Although intimate partner violence is a well-documented and widely recognised problem, empirical research on its prevalence and impact is scarce in developing countries, including those in the Middle East and North Africa. This column reports evidence from a study of intra-household disparities in Egypt, taking account of attitudes toward gender roles, women’s ownership of assets, and the domestic violence that wives may experience from their husbands.

Manufacturing firms in Egypt: trade participation and outcomes for workers

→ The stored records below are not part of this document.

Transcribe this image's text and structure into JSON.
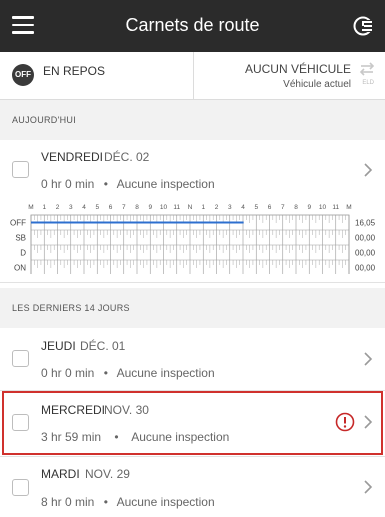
{
  "app_bar": {
    "title": "Carnets de route",
    "menu_icon": "hamburger-icon",
    "history_icon": "clock-list-icon"
  },
  "status": {
    "badge": "OFF",
    "duty_label": "EN REPOS",
    "vehicle_label": "AUCUN VÉHICULE",
    "vehicle_sub": "Véhicule actuel",
    "eld_label": "ELD",
    "swap_icon": "swap-arrows-icon"
  },
  "today_section": {
    "header": "AUJOURD'HUI",
    "day": {
      "name": "VENDREDI",
      "date": "DÉC. 02",
      "hours": "0 hr 0 min",
      "separator": "•",
      "inspection": "Aucune inspection"
    }
  },
  "graph": {
    "hour_labels": [
      "M",
      "1",
      "2",
      "3",
      "4",
      "5",
      "6",
      "7",
      "8",
      "9",
      "10",
      "11",
      "N",
      "1",
      "2",
      "3",
      "4",
      "5",
      "6",
      "7",
      "8",
      "9",
      "10",
      "11",
      "M"
    ],
    "status_rows": [
      {
        "label": "OFF",
        "total": "16,05"
      },
      {
        "label": "SB",
        "total": "00,00"
      },
      {
        "label": "D",
        "total": "00,00"
      },
      {
        "label": "ON",
        "total": "00,00"
      }
    ],
    "off_duty_until_hour": 16.05,
    "line_color": "#2d6fcf"
  },
  "past_section": {
    "header": "LES DERNIERS 14 JOURS",
    "days": [
      {
        "name": "JEUDI",
        "date": "DÉC. 01",
        "hours": "0 hr 0 min",
        "separator": "•",
        "inspection": "Aucune inspection",
        "warning": false
      },
      {
        "name": "MERCREDI",
        "date": "NOV. 30",
        "hours": "3 hr 59 min",
        "separator": "•",
        "inspection": "Aucune inspection",
        "warning": true
      },
      {
        "name": "MARDI",
        "date": "NOV. 29",
        "hours": "8 hr 0 min",
        "separator": "•",
        "inspection": "Aucune inspection",
        "warning": false
      }
    ]
  },
  "colors": {
    "app_bar": "#2b2b2b",
    "highlight": "#d0312d",
    "warning": "#c62828"
  }
}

International trade can play a large and positive role in boosting economic growth, reducing poverty and making progress towards gender equality. These effects result in part from the extent to which trade is associated with favourable labour market outcomes. This column presents evidence of the effects of Egyptian manufacturing firms’ participation in exporting and importing on their workers’ productivity and average wages, and on women’s employment share.

Do capital inflows cause industrialisation or de-industrialisation?

There is a clear appeal for emerging and developing economies, including those in MENA, to finance investment in manufacturing industry at home with capital inflows from overseas. But as the evidence reported in this column indicates, this is a potentially risky strategy: rather than promoting industrialisation, capital flows can actually lead to lower manufacturing value added and/or a reallocation of resources towards industries with lower technology intensity.

Financial constraints on small firms’ growth: pandemic lessons from Iran

How does access to finance affect the growth of small businesses? This column presents new evidence from Iran before and during the Covid-19 pandemic – and lessons learned by micro, small and medium-sized enterprises.

The economics of Israeli war aims and strategies

Israel’s response to last October’s Hamas attack has led to widespread death and destruction. This column outlines the impact thus far, including the effects on food scarcity, migration and the Palestinian economy in both Gaza and the West Bank.

Happiness in the Arab world: should we be concerned?

Several Arab countries have low rankings in the latest comparative assessment of average happiness across the world. But as this column explains, the average is not a reliable summary statistic when applied to ordinal data. The evidence from more robust analysis of socio-economic inequality in happiness suggests that policy-makers should be less concerned about happiness indicators than the core development objective of more equitable social conditions for citizens.